If your appealed claim is ultimately approved by the board, the amount of unemployment benefits you received while waiting for the final decision would be deducted from the total amount of workers’ compensation benefits you were awarded. In this sense, your unemployment benefits are similar to workers’ compensation benefits that were paid in advance.
If your employer offers a short-term disability plan, or if you purchased your own short-term disability plan prior to your injury, you may receive short-term disability benefits while you are waiting for a decision on your claim appeal.
And, like the unemployment benefits discussed above, the short-term disability benefits you receive while waiting on your claim appeal will be deducted from the total amount of awarded compensation.
If none of the above options are available, you may be eligible to receive welfare benefits, although these benefits often amount to much less financially than what you were receiving prior to your workplace injury.
However, if your claim is approved while on welfare, and you receive a workers’ compensation settlement, the benefits you received during the appeals process will not be deducted from your settlement. Also, you will be compensated for all lost wages, plus 10 percent interest on each year of lost wages.
Get Help From Trusted Workers’ Compensation Attorneys in Harrisburg
The team of lawyers at Schmidt Kramer understand how difficult it can be to deal with an injury that has left you unable to work for a long period of time.
Although Pennsylvania workers’ compensation laws are put in place to avoid lawsuits, it is still important to have someone on your side who knows how the system works, and who can ensure your rights are protected throughout the entire process.
If you or a loved one have been injured on the job, speaking with an experienced attorney can help you obtain the MAXIMUM amount of compensation you deserve.

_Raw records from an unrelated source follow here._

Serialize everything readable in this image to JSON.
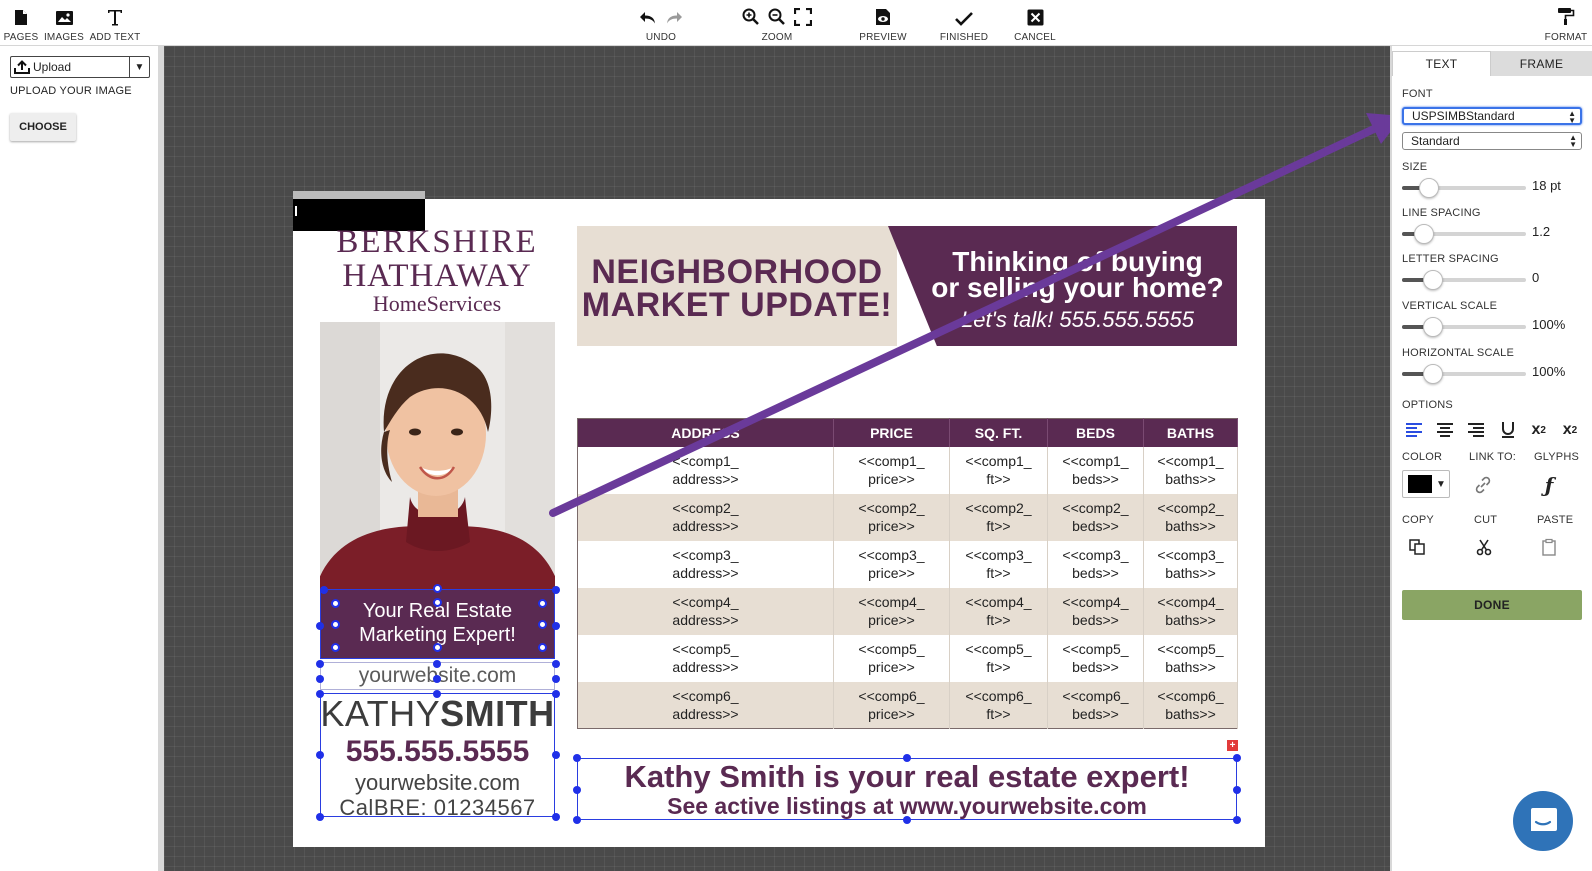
{
  "toolbar": {
    "pages": "PAGES",
    "images": "IMAGES",
    "add_text": "ADD TEXT",
    "undo": "UNDO",
    "zoom": "ZOOM",
    "preview": "PREVIEW",
    "finished": "FINISHED",
    "cancel": "CANCEL",
    "format": "FORMAT"
  },
  "left_panel": {
    "upload_select": "Upload",
    "upload_caption": "UPLOAD YOUR IMAGE",
    "choose_button": "CHOOSE"
  },
  "document": {
    "logo": [
      "BERKSHIRE",
      "HATHAWAY",
      "HomeServices"
    ],
    "banner_title_1": "NEIGHBORHOOD",
    "banner_title_2": "MARKET UPDATE!",
    "banner_right_1": "Thinking of buying",
    "banner_right_2": "or selling your home?",
    "banner_right_3": "Let's talk! 555.555.5555",
    "tagline_1": "Your Real Estate",
    "tagline_2": "Marketing Expert!",
    "website_small": "yourwebsite.com",
    "name_first": "KATHY",
    "name_last": "SMITH",
    "phone": "555.555.5555",
    "website": "yourwebsite.com",
    "calbre": "CalBRE: 01234567",
    "cta_1": "Kathy Smith is your real estate expert!",
    "cta_2": "See active listings at www.yourwebsite.com",
    "table": {
      "headers": [
        "ADDRESS",
        "PRICE",
        "SQ. FT.",
        "BEDS",
        "BATHS"
      ],
      "rows": [
        [
          [
            "<<comp1_",
            "address>>"
          ],
          [
            "<<comp1_",
            "price>>"
          ],
          [
            "<<comp1_",
            "ft>>"
          ],
          [
            "<<comp1_",
            "beds>>"
          ],
          [
            "<<comp1_",
            "baths>>"
          ]
        ],
        [
          [
            "<<comp2_",
            "address>>"
          ],
          [
            "<<comp2_",
            "price>>"
          ],
          [
            "<<comp2_",
            "ft>>"
          ],
          [
            "<<comp2_",
            "beds>>"
          ],
          [
            "<<comp2_",
            "baths>>"
          ]
        ],
        [
          [
            "<<comp3_",
            "address>>"
          ],
          [
            "<<comp3_",
            "price>>"
          ],
          [
            "<<comp3_",
            "ft>>"
          ],
          [
            "<<comp3_",
            "beds>>"
          ],
          [
            "<<comp3_",
            "baths>>"
          ]
        ],
        [
          [
            "<<comp4_",
            "address>>"
          ],
          [
            "<<comp4_",
            "price>>"
          ],
          [
            "<<comp4_",
            "ft>>"
          ],
          [
            "<<comp4_",
            "beds>>"
          ],
          [
            "<<comp4_",
            "baths>>"
          ]
        ],
        [
          [
            "<<comp5_",
            "address>>"
          ],
          [
            "<<comp5_",
            "price>>"
          ],
          [
            "<<comp5_",
            "ft>>"
          ],
          [
            "<<comp5_",
            "beds>>"
          ],
          [
            "<<comp5_",
            "baths>>"
          ]
        ],
        [
          [
            "<<comp6_",
            "address>>"
          ],
          [
            "<<comp6_",
            "price>>"
          ],
          [
            "<<comp6_",
            "ft>>"
          ],
          [
            "<<comp6_",
            "beds>>"
          ],
          [
            "<<comp6_",
            "baths>>"
          ]
        ]
      ]
    }
  },
  "right_panel": {
    "tab_text": "TEXT",
    "tab_frame": "FRAME",
    "font_label": "FONT",
    "font_family": "USPSIMBStandard",
    "font_style": "Standard",
    "size_label": "SIZE",
    "size_value": "18 pt",
    "size_level": 0.22,
    "line_spacing_label": "LINE SPACING",
    "line_spacing_value": "1.2",
    "line_spacing_level": 0.18,
    "letter_spacing_label": "LETTER SPACING",
    "letter_spacing_value": "0",
    "letter_spacing_level": 0.25,
    "vertical_scale_label": "VERTICAL SCALE",
    "vertical_scale_value": "100%",
    "vertical_scale_level": 0.25,
    "horizontal_scale_label": "HORIZONTAL SCALE",
    "horizontal_scale_value": "100%",
    "horizontal_scale_level": 0.25,
    "options_label": "OPTIONS",
    "color_label": "COLOR",
    "link_label": "LINK TO:",
    "glyphs_label": "GLYPHS",
    "copy_label": "COPY",
    "cut_label": "CUT",
    "paste_label": "PASTE",
    "done_button": "DONE",
    "color_value": "#000000"
  },
  "colors": {
    "brand_purple": "#5a2a52",
    "banner_beige": "#e7ded3",
    "annotation_arrow": "#6a3a9a",
    "done_green": "#8aa564",
    "selection_blue": "#2030e8"
  }
}
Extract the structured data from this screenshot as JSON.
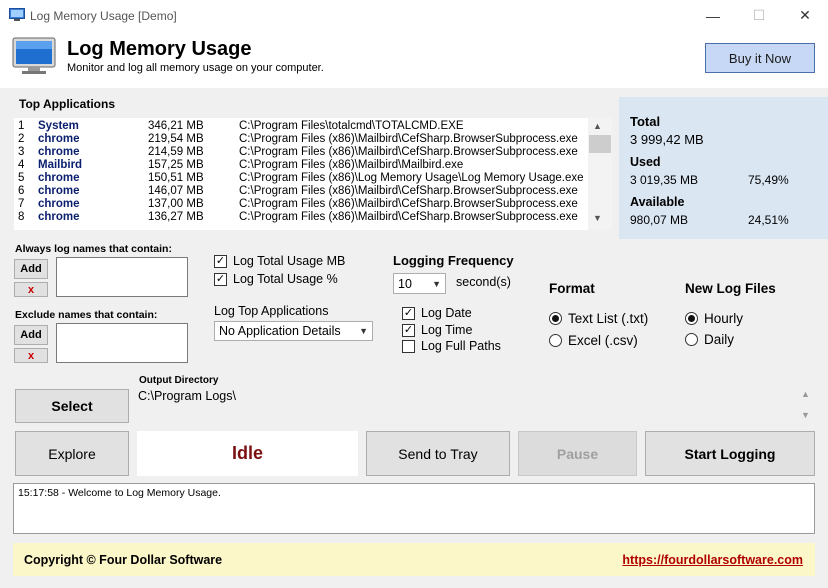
{
  "window": {
    "title": "Log Memory Usage [Demo]",
    "minimize_glyph": "—",
    "maximize_glyph": "☐",
    "close_glyph": "✕"
  },
  "header": {
    "title": "Log Memory Usage",
    "subtitle": "Monitor and log all memory usage on your computer.",
    "buy_label": "Buy it Now"
  },
  "top_apps": {
    "label": "Top Applications",
    "rows": [
      {
        "idx": "1",
        "name": "System",
        "mem": "346,21 MB",
        "path": "C:\\Program Files\\totalcmd\\TOTALCMD.EXE"
      },
      {
        "idx": "2",
        "name": "chrome",
        "mem": "219,54 MB",
        "path": "C:\\Program Files (x86)\\Mailbird\\CefSharp.BrowserSubprocess.exe"
      },
      {
        "idx": "3",
        "name": "chrome",
        "mem": "214,59 MB",
        "path": "C:\\Program Files (x86)\\Mailbird\\CefSharp.BrowserSubprocess.exe"
      },
      {
        "idx": "4",
        "name": "Mailbird",
        "mem": "157,25 MB",
        "path": "C:\\Program Files (x86)\\Mailbird\\Mailbird.exe"
      },
      {
        "idx": "5",
        "name": "chrome",
        "mem": "150,51 MB",
        "path": "C:\\Program Files (x86)\\Log Memory Usage\\Log Memory Usage.exe"
      },
      {
        "idx": "6",
        "name": "chrome",
        "mem": "146,07 MB",
        "path": "C:\\Program Files (x86)\\Mailbird\\CefSharp.BrowserSubprocess.exe"
      },
      {
        "idx": "7",
        "name": "chrome",
        "mem": "137,00 MB",
        "path": "C:\\Program Files (x86)\\Mailbird\\CefSharp.BrowserSubprocess.exe"
      },
      {
        "idx": "8",
        "name": "chrome",
        "mem": "136,27 MB",
        "path": "C:\\Program Files (x86)\\Mailbird\\CefSharp.BrowserSubprocess.exe"
      }
    ]
  },
  "memory": {
    "total_label": "Total",
    "total_value": "3 999,42 MB",
    "used_label": "Used",
    "used_value": "3 019,35 MB",
    "used_pct": "75,49%",
    "available_label": "Available",
    "available_value": "980,07 MB",
    "available_pct": "24,51%"
  },
  "filters": {
    "include_label": "Always log names that contain:",
    "exclude_label": "Exclude names that contain:",
    "add_label": "Add",
    "remove_label": "x"
  },
  "log_options": {
    "total_mb_label": "Log Total Usage MB",
    "total_mb_checked": true,
    "total_pct_label": "Log Total Usage %",
    "total_pct_checked": true,
    "top_apps_label": "Log Top Applications",
    "top_apps_value": "No Application Details"
  },
  "frequency": {
    "label": "Logging Frequency",
    "value": "10",
    "unit": "second(s)",
    "date_label": "Log Date",
    "date_checked": true,
    "time_label": "Log Time",
    "time_checked": true,
    "paths_label": "Log Full Paths",
    "paths_checked": false
  },
  "format": {
    "label": "Format",
    "txt_label": "Text List (.txt)",
    "csv_label": "Excel (.csv)",
    "selected": "txt"
  },
  "new_log": {
    "label": "New Log Files",
    "hourly_label": "Hourly",
    "daily_label": "Daily",
    "selected": "hourly"
  },
  "output": {
    "select_label": "Select",
    "dir_label": "Output Directory",
    "dir_value": "C:\\Program Logs\\"
  },
  "actions": {
    "explore_label": "Explore",
    "status": "Idle",
    "tray_label": "Send to Tray",
    "pause_label": "Pause",
    "start_label": "Start Logging"
  },
  "log": {
    "message": "15:17:58 - Welcome to Log Memory Usage."
  },
  "footer": {
    "copyright": "Copyright © Four Dollar Software",
    "website": "https://fourdollarsoftware.com"
  },
  "colors": {
    "accent": "#c6d8f5",
    "app_name": "#0a1f6e",
    "status": "#7a1010",
    "link": "#b00000",
    "footer_bg": "#fbf7c8",
    "panel_bg": "#dbe6f3"
  }
}
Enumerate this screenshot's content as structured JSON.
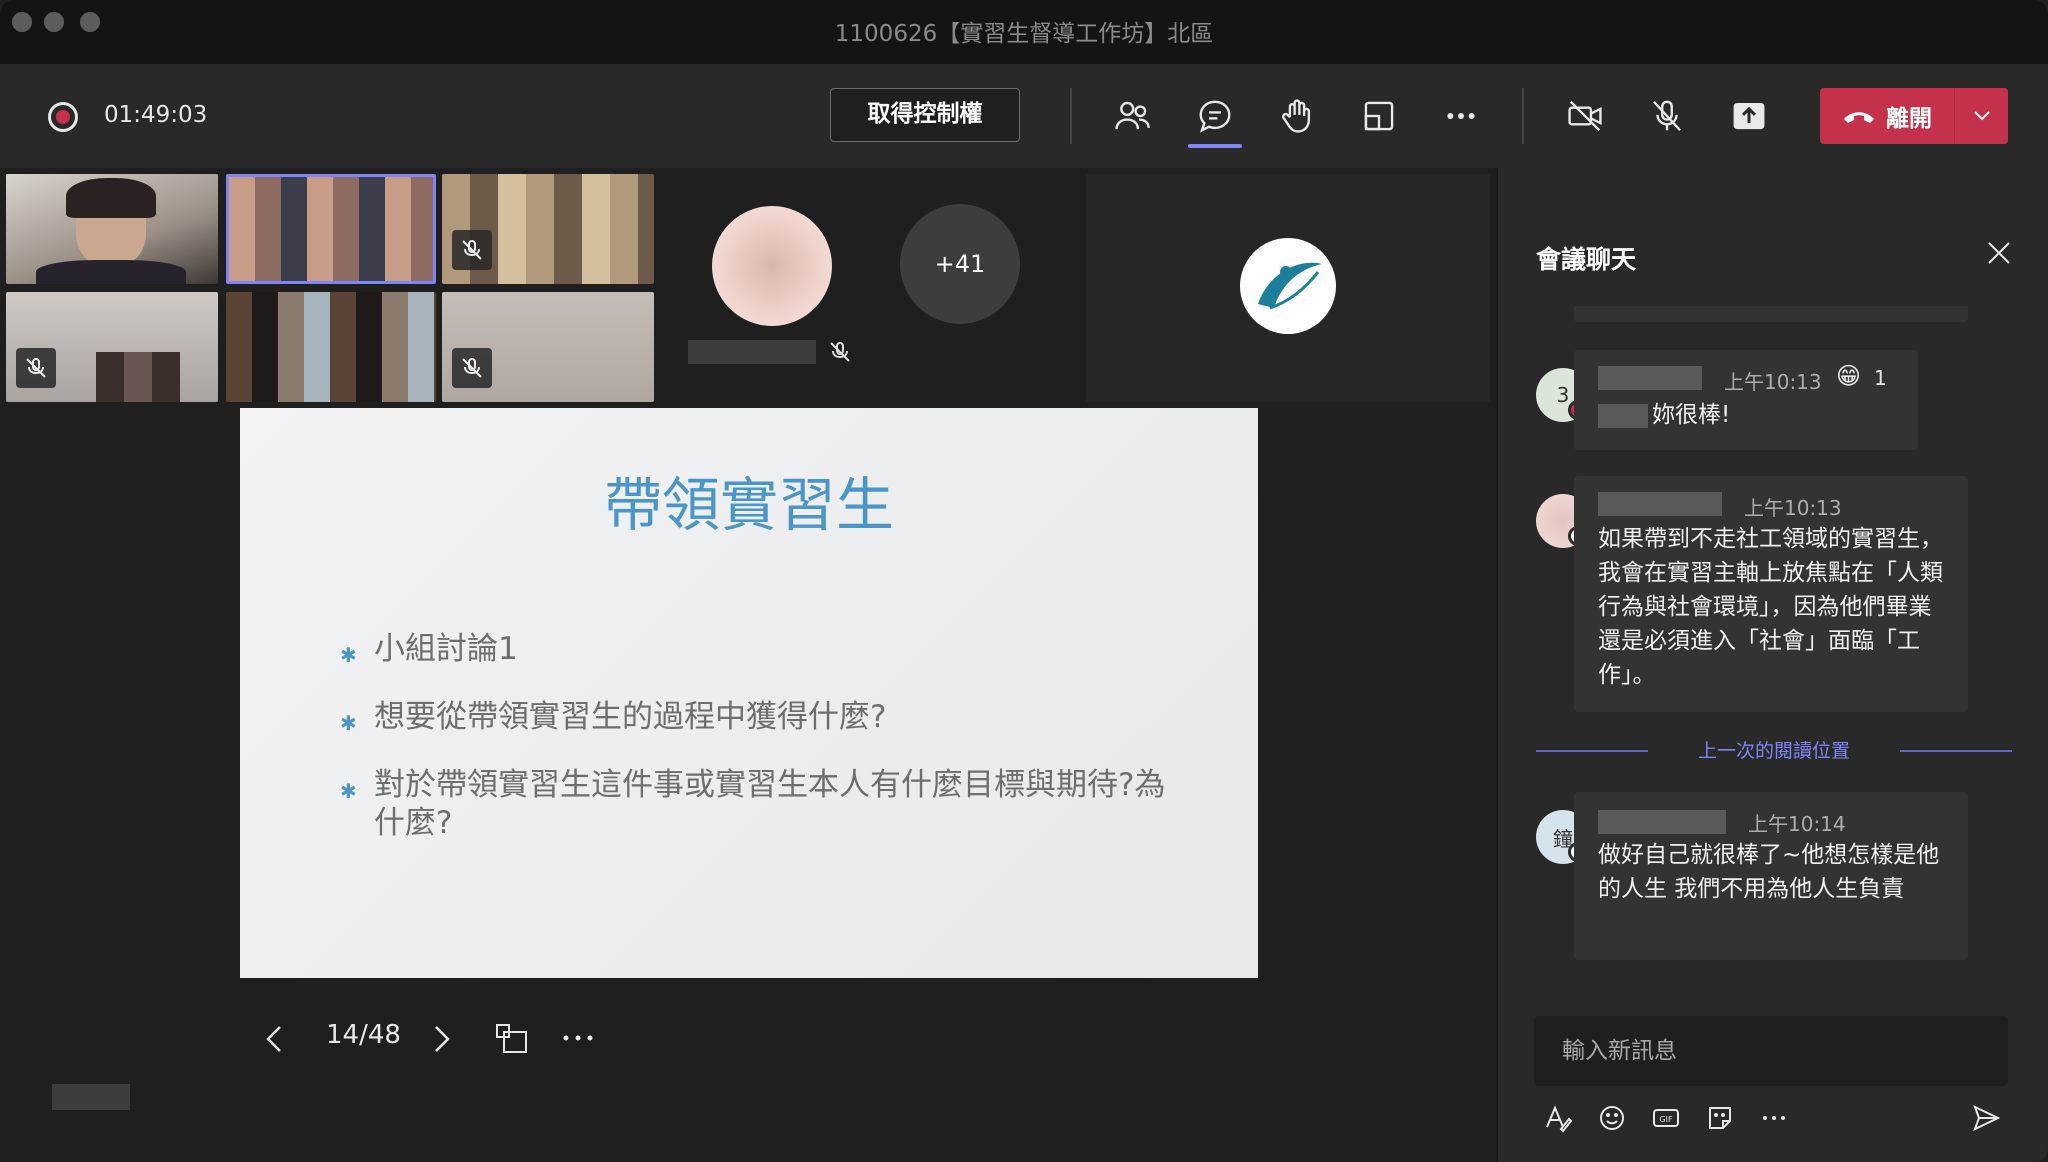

Talk to our Pennsylvania workers' compensation attorneys today. We will investigate your claim and get you the help you need.
Or Click Here To Chat Live with a representative now.